What you need to do: Your answer must be an exact copy of the entries below, with no pictures in it.

[Start of Attachment]

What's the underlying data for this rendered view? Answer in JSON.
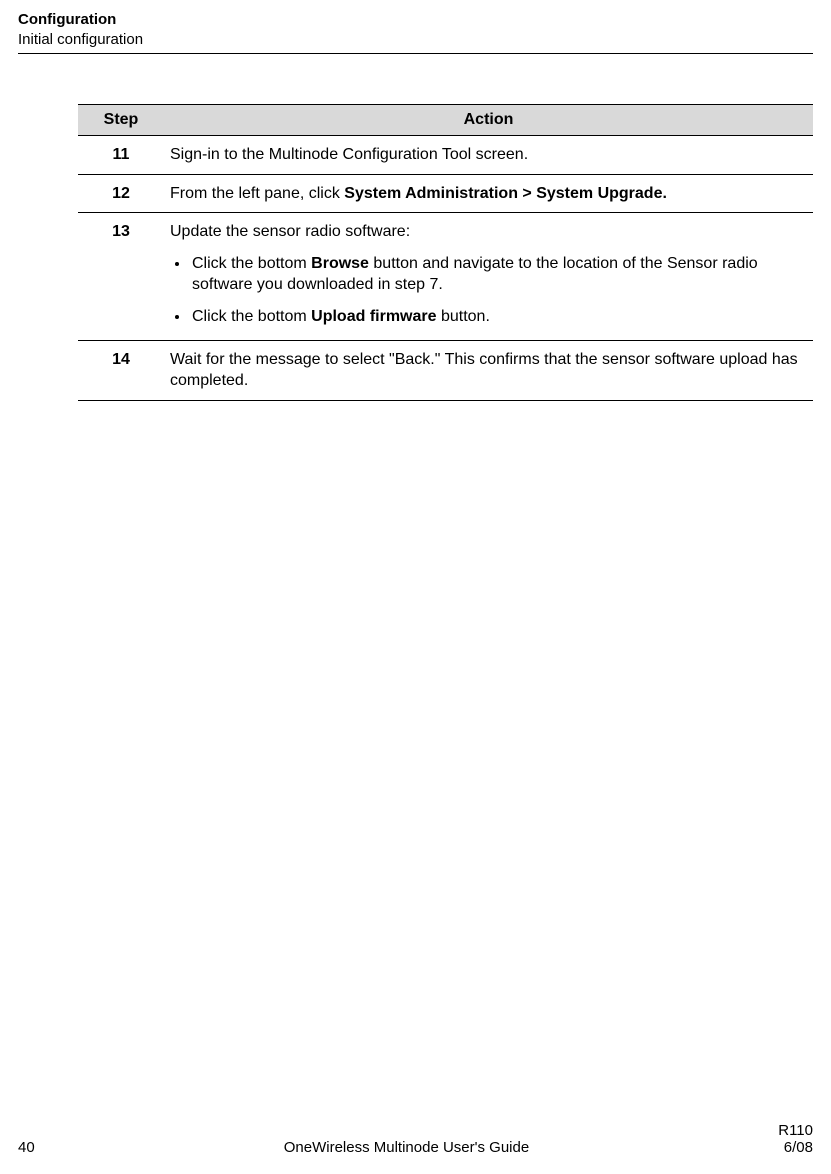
{
  "header": {
    "title": "Configuration",
    "subtitle": "Initial configuration"
  },
  "table": {
    "headers": {
      "step": "Step",
      "action": "Action"
    },
    "rows": [
      {
        "step": "11",
        "action_plain": "Sign-in to the Multinode Configuration Tool screen."
      },
      {
        "step": "12",
        "action_pre": "From the left pane, click ",
        "action_bold": "System Administration > System Upgrade."
      },
      {
        "step": "13",
        "intro": "Update the sensor radio software:",
        "bullet1_pre": "Click the bottom ",
        "bullet1_bold": "Browse",
        "bullet1_post": " button and navigate to the location of the Sensor radio software you downloaded in step 7.",
        "bullet2_pre": "Click the bottom ",
        "bullet2_bold": "Upload firmware",
        "bullet2_post": " button."
      },
      {
        "step": "14",
        "action_plain": "Wait for the message to select \"Back.\"  This confirms that the sensor software upload has completed."
      }
    ]
  },
  "footer": {
    "page": "40",
    "center": "OneWireless Multinode User's Guide",
    "right1": "R110",
    "right2": "6/08"
  }
}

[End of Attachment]

Answer to this exercise:
What's the underlying data for this rendered view? Answer in JSON.
{
  "header": {
    "title": "Configuration",
    "subtitle": "Initial configuration"
  },
  "table": {
    "headers": {
      "step": "Step",
      "action": "Action"
    },
    "rows": [
      {
        "step": "11",
        "action_plain": "Sign-in to the Multinode Configuration Tool screen."
      },
      {
        "step": "12",
        "action_pre": "From the left pane, click ",
        "action_bold": "System Administration > System Upgrade."
      },
      {
        "step": "13",
        "intro": "Update the sensor radio software:",
        "bullet1_pre": "Click the bottom ",
        "bullet1_bold": "Browse",
        "bullet1_post": " button and navigate to the location of the Sensor radio software you downloaded in step 7.",
        "bullet2_pre": "Click the bottom ",
        "bullet2_bold": "Upload firmware",
        "bullet2_post": " button."
      },
      {
        "step": "14",
        "action_plain": "Wait for the message to select \"Back.\"  This confirms that the sensor software upload has completed."
      }
    ]
  },
  "footer": {
    "page": "40",
    "center": "OneWireless Multinode User's Guide",
    "right1": "R110",
    "right2": "6/08"
  }
}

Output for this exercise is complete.